WORK TO COMPLETE> Pull every line holding the string "value" from the records below.
──────── DATASET RECORDS ────────
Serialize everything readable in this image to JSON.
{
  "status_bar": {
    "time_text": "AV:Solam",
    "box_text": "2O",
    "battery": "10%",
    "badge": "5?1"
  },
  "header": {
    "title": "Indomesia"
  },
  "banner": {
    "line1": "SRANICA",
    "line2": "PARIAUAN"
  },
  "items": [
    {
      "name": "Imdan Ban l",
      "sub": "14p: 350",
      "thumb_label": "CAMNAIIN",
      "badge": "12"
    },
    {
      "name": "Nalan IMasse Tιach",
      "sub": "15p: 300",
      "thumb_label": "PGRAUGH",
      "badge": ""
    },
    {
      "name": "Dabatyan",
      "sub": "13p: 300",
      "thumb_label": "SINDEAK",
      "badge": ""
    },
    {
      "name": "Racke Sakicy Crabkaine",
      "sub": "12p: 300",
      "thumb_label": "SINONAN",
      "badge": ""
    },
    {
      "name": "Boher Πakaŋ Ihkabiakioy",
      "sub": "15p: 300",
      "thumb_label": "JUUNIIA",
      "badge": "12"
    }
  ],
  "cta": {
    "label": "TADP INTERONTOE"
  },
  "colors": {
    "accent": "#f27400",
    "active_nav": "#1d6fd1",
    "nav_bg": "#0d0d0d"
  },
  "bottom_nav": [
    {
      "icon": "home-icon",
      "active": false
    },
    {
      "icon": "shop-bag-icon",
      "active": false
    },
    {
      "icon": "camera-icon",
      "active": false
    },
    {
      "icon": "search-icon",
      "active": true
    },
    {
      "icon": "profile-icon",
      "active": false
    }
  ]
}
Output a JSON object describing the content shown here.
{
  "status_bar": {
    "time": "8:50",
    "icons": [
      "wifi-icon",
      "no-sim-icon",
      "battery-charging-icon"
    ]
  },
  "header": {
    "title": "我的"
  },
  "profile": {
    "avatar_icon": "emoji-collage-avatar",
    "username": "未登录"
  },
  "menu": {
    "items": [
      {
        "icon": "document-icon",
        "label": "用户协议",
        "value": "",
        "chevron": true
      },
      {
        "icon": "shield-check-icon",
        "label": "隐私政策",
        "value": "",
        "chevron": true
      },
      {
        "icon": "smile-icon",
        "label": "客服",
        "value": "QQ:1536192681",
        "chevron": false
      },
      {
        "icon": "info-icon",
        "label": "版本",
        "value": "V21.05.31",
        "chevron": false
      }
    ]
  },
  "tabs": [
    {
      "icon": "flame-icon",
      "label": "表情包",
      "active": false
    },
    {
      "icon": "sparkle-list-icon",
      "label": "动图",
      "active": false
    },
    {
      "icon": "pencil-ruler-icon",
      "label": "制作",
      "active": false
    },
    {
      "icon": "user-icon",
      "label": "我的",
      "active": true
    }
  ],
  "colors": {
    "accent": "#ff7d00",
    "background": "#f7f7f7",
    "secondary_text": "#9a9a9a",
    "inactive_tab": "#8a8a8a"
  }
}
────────
RESPONSE FOR THIS EXERCISE>
        "value": "",
        "value": "",
        "value": "QQ:1536192681",
        "value": "V21.05.31",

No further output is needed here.